European Central Bank (ECB) President Mario Draghi (C) and Vice-President Luis de Guindos (L) attend a press conference at the ECB headquarters in Frankfurt, Germany, on Dec. 13, 2018. The ECB Thursday announced to end its massive four-year asset purchase programme (APP), but keep the key interest rates for the euro area unchanged, as most analysts expected. (Xinhua/European Central Bank)
FRANKFURT, Dec. 13 (Xinhua) -- The European Central Bank (ECB) Thursday announced to end its massive four-year asset purchase programme (APP), but keep the key interest rates for the euro area unchanged, as most analysts expected.
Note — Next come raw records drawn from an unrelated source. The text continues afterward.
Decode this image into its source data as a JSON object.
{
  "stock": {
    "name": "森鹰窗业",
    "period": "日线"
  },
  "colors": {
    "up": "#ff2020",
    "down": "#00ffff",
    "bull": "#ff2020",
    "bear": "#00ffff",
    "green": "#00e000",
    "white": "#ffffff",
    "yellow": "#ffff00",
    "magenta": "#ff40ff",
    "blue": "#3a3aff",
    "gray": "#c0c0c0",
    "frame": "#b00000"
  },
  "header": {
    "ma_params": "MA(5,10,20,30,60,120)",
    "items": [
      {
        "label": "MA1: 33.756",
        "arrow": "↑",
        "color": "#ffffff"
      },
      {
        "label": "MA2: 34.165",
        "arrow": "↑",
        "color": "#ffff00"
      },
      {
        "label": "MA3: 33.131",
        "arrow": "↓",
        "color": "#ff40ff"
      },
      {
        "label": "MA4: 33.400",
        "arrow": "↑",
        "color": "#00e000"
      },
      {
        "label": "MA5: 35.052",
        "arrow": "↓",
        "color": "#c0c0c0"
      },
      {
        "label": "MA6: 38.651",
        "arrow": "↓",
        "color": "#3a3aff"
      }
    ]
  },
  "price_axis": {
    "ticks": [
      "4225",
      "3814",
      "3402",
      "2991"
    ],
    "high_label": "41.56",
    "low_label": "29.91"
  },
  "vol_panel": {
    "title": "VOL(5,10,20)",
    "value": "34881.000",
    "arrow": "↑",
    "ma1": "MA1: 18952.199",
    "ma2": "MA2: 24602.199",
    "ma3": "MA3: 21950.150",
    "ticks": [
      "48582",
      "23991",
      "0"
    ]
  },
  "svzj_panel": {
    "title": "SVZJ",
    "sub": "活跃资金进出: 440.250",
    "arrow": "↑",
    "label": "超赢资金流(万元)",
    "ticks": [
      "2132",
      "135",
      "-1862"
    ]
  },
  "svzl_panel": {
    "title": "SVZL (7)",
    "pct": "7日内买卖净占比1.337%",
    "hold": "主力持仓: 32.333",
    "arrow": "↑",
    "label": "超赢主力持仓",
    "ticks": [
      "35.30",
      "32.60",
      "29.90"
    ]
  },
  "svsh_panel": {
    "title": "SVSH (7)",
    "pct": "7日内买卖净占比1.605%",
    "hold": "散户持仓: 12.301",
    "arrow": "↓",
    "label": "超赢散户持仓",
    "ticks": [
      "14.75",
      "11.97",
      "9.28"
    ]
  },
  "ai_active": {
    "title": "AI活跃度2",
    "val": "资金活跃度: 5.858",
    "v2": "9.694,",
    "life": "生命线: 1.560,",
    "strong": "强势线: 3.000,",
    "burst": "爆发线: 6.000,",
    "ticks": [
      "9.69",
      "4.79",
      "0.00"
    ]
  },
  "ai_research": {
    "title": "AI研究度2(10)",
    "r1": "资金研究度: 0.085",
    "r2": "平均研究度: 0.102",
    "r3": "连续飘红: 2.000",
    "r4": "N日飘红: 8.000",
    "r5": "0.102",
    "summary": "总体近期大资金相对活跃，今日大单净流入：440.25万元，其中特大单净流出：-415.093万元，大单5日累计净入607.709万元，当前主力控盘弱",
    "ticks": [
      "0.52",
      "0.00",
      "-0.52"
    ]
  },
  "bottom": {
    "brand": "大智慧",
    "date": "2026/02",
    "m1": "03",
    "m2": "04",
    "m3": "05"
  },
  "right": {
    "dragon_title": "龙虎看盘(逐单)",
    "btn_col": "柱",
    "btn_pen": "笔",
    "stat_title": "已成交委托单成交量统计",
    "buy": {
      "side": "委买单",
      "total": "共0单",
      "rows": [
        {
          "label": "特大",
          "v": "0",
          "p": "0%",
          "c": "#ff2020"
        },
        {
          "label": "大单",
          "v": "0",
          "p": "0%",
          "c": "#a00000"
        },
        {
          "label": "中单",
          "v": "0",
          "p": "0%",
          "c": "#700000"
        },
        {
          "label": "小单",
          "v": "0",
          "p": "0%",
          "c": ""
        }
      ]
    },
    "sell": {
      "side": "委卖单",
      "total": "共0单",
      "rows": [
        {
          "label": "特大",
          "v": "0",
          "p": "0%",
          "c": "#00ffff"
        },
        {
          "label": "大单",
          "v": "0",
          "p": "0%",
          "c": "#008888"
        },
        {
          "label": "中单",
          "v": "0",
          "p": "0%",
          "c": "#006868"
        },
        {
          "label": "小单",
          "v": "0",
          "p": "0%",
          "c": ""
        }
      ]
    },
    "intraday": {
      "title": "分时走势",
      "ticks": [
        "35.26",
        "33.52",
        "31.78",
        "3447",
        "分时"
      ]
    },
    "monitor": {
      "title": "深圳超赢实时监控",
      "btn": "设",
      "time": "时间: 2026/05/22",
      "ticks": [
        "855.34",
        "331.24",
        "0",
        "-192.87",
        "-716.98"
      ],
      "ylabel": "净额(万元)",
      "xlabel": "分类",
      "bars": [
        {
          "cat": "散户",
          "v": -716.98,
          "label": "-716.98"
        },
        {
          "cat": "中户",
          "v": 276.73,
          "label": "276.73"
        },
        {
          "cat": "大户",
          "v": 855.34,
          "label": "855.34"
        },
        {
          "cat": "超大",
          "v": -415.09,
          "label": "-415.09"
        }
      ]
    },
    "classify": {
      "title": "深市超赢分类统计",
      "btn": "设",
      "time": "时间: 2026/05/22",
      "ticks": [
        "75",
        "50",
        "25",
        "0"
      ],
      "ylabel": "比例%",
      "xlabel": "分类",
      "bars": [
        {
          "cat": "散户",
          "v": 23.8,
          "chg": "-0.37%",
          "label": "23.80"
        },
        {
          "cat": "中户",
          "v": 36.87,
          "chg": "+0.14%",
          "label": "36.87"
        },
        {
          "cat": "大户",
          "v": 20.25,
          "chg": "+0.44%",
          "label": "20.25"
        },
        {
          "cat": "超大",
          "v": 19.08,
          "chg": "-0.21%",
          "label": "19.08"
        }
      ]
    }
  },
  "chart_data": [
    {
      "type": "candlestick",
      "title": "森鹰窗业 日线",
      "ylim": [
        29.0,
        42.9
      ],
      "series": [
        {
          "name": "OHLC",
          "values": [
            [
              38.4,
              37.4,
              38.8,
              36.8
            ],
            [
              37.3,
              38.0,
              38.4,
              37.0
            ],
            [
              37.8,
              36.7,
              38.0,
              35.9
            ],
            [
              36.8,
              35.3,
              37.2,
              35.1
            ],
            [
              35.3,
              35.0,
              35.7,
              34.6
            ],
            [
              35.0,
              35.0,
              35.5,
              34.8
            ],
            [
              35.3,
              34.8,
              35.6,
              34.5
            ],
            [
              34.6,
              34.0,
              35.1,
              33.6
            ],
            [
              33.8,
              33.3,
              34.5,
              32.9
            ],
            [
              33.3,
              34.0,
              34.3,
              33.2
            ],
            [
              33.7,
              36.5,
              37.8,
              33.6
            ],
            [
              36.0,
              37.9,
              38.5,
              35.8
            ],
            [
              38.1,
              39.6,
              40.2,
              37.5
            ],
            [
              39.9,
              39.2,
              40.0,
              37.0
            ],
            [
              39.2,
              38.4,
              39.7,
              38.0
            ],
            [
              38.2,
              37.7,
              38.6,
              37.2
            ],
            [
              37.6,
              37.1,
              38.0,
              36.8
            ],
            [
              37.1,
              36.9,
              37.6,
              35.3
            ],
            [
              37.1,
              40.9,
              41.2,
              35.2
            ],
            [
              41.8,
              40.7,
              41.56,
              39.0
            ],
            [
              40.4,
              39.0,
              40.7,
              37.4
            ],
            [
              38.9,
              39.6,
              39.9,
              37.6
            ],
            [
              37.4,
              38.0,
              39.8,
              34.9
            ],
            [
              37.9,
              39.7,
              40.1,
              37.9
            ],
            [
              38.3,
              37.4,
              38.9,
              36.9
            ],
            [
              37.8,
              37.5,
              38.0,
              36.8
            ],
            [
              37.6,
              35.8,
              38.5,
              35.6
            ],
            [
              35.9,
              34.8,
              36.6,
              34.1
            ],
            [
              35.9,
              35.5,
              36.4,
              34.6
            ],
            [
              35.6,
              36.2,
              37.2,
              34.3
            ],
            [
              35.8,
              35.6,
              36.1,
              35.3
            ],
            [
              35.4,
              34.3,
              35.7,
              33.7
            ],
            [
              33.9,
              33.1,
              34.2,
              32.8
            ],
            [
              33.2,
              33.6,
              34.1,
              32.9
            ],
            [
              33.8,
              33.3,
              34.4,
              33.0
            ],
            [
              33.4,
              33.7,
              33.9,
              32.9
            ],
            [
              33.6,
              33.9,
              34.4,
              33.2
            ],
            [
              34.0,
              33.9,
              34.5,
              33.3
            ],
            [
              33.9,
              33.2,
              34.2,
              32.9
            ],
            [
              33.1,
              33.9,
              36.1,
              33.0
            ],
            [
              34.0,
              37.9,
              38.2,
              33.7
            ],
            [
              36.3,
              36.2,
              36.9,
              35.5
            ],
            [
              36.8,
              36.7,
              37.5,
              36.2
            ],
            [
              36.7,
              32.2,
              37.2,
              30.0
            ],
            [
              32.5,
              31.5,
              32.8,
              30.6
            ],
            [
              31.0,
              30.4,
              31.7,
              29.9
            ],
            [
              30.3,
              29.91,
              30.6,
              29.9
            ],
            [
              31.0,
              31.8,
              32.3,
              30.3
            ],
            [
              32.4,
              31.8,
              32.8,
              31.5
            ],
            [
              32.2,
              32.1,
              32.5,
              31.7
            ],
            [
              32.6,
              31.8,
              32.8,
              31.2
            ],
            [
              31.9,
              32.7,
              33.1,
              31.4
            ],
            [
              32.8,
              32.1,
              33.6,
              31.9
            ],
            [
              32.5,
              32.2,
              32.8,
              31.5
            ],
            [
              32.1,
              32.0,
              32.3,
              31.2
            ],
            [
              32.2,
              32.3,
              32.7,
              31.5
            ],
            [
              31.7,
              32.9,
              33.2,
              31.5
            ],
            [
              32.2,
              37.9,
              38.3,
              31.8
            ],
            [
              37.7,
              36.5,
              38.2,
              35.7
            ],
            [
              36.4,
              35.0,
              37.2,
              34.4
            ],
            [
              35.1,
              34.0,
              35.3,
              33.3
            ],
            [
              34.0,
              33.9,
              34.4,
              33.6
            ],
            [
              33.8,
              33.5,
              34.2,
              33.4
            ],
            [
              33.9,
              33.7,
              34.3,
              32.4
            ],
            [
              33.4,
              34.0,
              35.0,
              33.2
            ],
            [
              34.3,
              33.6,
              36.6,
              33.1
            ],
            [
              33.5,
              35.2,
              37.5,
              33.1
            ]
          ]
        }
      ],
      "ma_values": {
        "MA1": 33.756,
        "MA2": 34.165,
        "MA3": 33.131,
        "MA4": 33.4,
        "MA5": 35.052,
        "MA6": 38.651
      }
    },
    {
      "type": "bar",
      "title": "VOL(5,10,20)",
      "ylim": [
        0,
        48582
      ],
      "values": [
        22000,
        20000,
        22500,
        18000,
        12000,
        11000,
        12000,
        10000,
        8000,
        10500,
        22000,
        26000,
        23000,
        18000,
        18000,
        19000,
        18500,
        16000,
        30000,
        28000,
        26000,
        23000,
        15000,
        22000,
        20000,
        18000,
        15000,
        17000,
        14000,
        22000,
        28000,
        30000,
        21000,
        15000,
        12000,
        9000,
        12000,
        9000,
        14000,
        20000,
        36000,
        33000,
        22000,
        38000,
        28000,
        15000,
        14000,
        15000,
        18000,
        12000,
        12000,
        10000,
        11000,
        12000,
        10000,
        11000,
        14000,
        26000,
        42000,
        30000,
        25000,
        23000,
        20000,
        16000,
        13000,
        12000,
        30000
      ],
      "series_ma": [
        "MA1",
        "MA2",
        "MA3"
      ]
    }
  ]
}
Following a two-day governing council meeting, the ECB took a crucial step towards normalizing policy with formally announcing the bond-buying exit after almost four years and 2.6 trillion euros (2.95 trillion U.S. dollars) asset purchases.
Eurozone growth has accelerated markedly over the past three years, with some estimates suggesting that QE contributed 0.75 percentage points a year to the average 2.25 percent annual growth rate.
However, the ECB's QE program has been under strong pressure from some eurozone countries, led by Germany, that were uncomfortable about severely bloating the ECB's balance sheet since it launched its quantitative easing (QE)program in March of 2015.
With the end of net bond-buying lifting prominence of reinvestment plan, investors and analysts are trying to gauge what the reinvestment plan might look like. The ECB Thursday stated that it will reinvest the principal payments from maturing securities purchased under the APP for an extended period of time past the date when it starts raising the key ECB interest rates.
Analysts pointed that the ECB would hold a large-scale balance sheet for a very long time.
As most of the eurozone data released since last ECB's policy meeting point to the fact that economy is slowing down, the ECB is broadly expected to cut its eurozone growth forecast at Thursday's monetary policy meeting.
In December 2018 Eurosystem staff macroeconomic projections for the euro area, the ECB lowered its GDP growth outlook for 2018 to 1.9 percent from 2.0 percent in September, and cut its 2019 forecast to 1.7 percent from the previous projections of 1.8 percent, as well as remained unchanged for 2020.
Meanwhile, the central bank expected the annual HICP inflation in the euro area at 1.8 percent, 1.6 percent and 1.7 percent in 2018, 2019 and 2020 respectively. Compared with the September projections, the outlook has been revised down slightly for 2019, up 0.1 percentage point for 2018 and remains unchanged for 2020.
The ECB President Mario Draghi admitted downside risk of the Eurozone economy at the press conference. "The risks surrounding the euro area growth outlook can still be assessed as broadly balanced. However, the balance of risks is moving to the downside owing to the persistence of uncertainties related to geopolitical factors, the threat of protectionism, vulnerabilities in emerging markets and financial market volatility," he said.
The Euro slump against the U.S. dollar on Thursday on Draghi's downside risk on growth.
At Thursday's ECB meeting, it was decided that the Eurozone base interest rate will remain at 0.00 percent, with the marginal lending rate and deposit rate remaining at 0.25 percent and minus 0.40 percent respectively. (1 euro = 1.13 U.S. dollars)